→ **The task**
Print all the entries verbatim.

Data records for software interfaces
┄┄┄┄┄┄

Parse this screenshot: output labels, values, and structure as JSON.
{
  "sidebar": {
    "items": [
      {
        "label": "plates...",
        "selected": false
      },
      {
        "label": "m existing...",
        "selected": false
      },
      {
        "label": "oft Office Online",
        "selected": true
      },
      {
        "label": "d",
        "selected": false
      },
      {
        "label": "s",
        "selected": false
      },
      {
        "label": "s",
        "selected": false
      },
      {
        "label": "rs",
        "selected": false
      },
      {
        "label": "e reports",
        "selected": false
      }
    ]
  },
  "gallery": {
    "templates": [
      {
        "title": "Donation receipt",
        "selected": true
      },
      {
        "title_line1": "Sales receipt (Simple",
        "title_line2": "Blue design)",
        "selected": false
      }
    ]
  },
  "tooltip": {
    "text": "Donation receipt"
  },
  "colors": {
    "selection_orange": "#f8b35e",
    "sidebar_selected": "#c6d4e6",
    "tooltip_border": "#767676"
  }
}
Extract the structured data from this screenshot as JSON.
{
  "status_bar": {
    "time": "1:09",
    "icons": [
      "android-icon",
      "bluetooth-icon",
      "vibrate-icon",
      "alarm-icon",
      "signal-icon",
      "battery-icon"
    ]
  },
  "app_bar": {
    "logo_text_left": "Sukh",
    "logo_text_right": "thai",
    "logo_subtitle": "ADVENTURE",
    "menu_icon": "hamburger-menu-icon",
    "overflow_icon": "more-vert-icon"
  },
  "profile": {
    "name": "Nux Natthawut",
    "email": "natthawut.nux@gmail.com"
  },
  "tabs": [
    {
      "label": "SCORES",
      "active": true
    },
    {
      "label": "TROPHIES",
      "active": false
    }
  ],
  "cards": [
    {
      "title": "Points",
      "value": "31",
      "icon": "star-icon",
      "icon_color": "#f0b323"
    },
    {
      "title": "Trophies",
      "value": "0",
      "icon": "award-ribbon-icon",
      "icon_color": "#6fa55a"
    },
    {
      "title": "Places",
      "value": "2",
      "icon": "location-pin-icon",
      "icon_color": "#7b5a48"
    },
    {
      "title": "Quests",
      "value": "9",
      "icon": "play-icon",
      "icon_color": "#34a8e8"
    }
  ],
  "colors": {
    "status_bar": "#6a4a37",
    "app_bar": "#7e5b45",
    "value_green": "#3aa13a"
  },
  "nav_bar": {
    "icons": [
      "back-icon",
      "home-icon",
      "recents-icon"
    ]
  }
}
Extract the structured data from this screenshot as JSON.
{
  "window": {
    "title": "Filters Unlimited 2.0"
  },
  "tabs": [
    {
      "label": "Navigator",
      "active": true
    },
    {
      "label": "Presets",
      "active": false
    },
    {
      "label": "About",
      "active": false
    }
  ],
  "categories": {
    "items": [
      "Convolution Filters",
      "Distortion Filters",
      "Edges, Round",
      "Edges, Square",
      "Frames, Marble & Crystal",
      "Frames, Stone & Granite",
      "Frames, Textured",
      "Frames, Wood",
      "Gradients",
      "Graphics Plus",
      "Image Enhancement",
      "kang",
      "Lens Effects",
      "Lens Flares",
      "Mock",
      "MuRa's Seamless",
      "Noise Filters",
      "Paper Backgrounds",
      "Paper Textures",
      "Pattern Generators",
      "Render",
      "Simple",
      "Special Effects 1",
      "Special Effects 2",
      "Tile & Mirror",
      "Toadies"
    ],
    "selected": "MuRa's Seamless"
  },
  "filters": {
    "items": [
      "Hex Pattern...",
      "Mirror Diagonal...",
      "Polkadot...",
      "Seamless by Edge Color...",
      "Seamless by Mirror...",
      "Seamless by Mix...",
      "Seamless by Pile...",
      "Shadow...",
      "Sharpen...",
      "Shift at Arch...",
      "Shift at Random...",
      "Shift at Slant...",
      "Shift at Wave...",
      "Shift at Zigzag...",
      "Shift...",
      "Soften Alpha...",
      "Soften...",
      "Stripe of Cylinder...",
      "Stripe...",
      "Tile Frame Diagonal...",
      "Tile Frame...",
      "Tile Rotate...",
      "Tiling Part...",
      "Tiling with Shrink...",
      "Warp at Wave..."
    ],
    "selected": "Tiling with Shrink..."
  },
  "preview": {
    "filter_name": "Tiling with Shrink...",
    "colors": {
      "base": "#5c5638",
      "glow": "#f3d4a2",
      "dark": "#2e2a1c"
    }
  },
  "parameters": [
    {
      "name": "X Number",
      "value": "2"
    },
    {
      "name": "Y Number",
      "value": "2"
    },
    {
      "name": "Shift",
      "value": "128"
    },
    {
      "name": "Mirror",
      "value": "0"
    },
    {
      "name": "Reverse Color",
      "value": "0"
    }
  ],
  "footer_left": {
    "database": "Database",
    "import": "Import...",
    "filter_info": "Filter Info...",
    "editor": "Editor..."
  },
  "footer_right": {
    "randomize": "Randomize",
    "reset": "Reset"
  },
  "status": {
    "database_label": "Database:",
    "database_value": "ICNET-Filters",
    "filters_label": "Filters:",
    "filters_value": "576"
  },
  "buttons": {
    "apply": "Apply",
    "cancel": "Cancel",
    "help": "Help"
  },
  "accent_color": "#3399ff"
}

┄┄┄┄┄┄

→ **Expected output**
Parse this screenshot: output labels, values, and structure as JSON.
{
  "sidebar": {
    "items": [
      {
        "label": "plates...",
        "selected": false
      },
      {
        "label": "m existing...",
        "selected": false
      },
      {
        "label": "oft Office Online",
        "selected": true
      },
      {
        "label": "d",
        "selected": false
      },
      {
        "label": "s",
        "selected": false
      },
      {
        "label": "s",
        "selected": false
      },
      {
        "label": "rs",
        "selected": false
      },
      {
        "label": "e reports",
        "selected": false
      }
    ]
  },
  "gallery": {
    "templates": [
      {
        "title": "Donation receipt",
        "selected": true
      },
      {
        "title_line1": "Sales receipt (Simple",
        "title_line2": "Blue design)",
        "selected": false
      }
    ]
  },
  "tooltip": {
    "text": "Donation receipt"
  },
  "colors": {
    "selection_orange": "#f8b35e",
    "sidebar_selected": "#c6d4e6",
    "tooltip_border": "#767676"
  }
}
Extract the structured data from this screenshot as JSON.
{
  "status_bar": {
    "time": "1:09",
    "icons": [
      "android-icon",
      "bluetooth-icon",
      "vibrate-icon",
      "alarm-icon",
      "signal-icon",
      "battery-icon"
    ]
  },
  "app_bar": {
    "logo_text_left": "Sukh",
    "logo_text_right": "thai",
    "logo_subtitle": "ADVENTURE",
    "menu_icon": "hamburger-menu-icon",
    "overflow_icon": "more-vert-icon"
  },
  "profile": {
    "name": "Nux Natthawut",
    "email": "natthawut.nux@gmail.com"
  },
  "tabs": [
    {
      "label": "SCORES",
      "active": true
    },
    {
      "label": "TROPHIES",
      "active": false
    }
  ],
  "cards": [
    {
      "title": "Points",
      "value": "31",
      "icon": "star-icon",
      "icon_color": "#f0b323"
    },
    {
      "title": "Trophies",
      "value": "0",
      "icon": "award-ribbon-icon",
      "icon_color": "#6fa55a"
    },
    {
      "title": "Places",
      "value": "2",
      "icon": "location-pin-icon",
      "icon_color": "#7b5a48"
    },
    {
      "title": "Quests",
      "value": "9",
      "icon": "play-icon",
      "icon_color": "#34a8e8"
    }
  ],
  "colors": {
    "status_bar": "#6a4a37",
    "app_bar": "#7e5b45",
    "value_green": "#3aa13a"
  },
  "nav_bar": {
    "icons": [
      "back-icon",
      "home-icon",
      "recents-icon"
    ]
  }
}
Extract the structured data from this screenshot as JSON.
{
  "window": {
    "title": "Filters Unlimited 2.0"
  },
  "tabs": [
    {
      "label": "Navigator",
      "active": true
    },
    {
      "label": "Presets",
      "active": false
    },
    {
      "label": "About",
      "active": false
    }
  ],
  "categories": {
    "items": [
      "Convolution Filters",
      "Distortion Filters",
      "Edges, Round",
      "Edges, Square",
      "Frames, Marble & Crystal",
      "Frames, Stone & Granite",
      "Frames, Textured",
      "Frames, Wood",
      "Gradients",
      "Graphics Plus",
      "Image Enhancement",
      "kang",
      "Lens Effects",
      "Lens Flares",
      "Mock",
      "MuRa's Seamless",
      "Noise Filters",
      "Paper Backgrounds",
      "Paper Textures",
      "Pattern Generators",
      "Render",
      "Simple",
      "Special Effects 1",
      "Special Effects 2",
      "Tile & Mirror",
      "Toadies"
    ],
    "selected": "MuRa's Seamless"
  },
  "filters": {
    "items": [
      "Hex Pattern...",
      "Mirror Diagonal...",
      "Polkadot...",
      "Seamless by Edge Color...",
      "Seamless by Mirror...",
      "Seamless by Mix...",
      "Seamless by Pile...",
      "Shadow...",
      "Sharpen...",
      "Shift at Arch...",
      "Shift at Random...",
      "Shift at Slant...",
      "Shift at Wave...",
      "Shift at Zigzag...",
      "Shift...",
      "Soften Alpha...",
      "Soften...",
      "Stripe of Cylinder...",
      "Stripe...",
      "Tile Frame Diagonal...",
      "Tile Frame...",
      "Tile Rotate...",
      "Tiling Part...",
      "Tiling with Shrink...",
      "Warp at Wave..."
    ],
    "selected": "Tiling with Shrink..."
  },
  "preview": {
    "filter_name": "Tiling with Shrink...",
    "colors": {
      "base": "#5c5638",
      "glow": "#f3d4a2",
      "dark": "#2e2a1c"
    }
  },
  "parameters": [
    {
      "name": "X Number",
      "value": "2"
    },
    {
      "name": "Y Number",
      "value": "2"
    },
    {
      "name": "Shift",
      "value": "128"
    },
    {
      "name": "Mirror",
      "value": "0"
    },
    {
      "name": "Reverse Color",
      "value": "0"
    }
  ],
  "footer_left": {
    "database": "Database",
    "import": "Import...",
    "filter_info": "Filter Info...",
    "editor": "Editor..."
  },
  "footer_right": {
    "randomize": "Randomize",
    "reset": "Reset"
  },
  "status": {
    "database_label": "Database:",
    "database_value": "ICNET-Filters",
    "filters_label": "Filters:",
    "filters_value": "576"
  },
  "buttons": {
    "apply": "Apply",
    "cancel": "Cancel",
    "help": "Help"
  },
  "accent_color": "#3399ff"
}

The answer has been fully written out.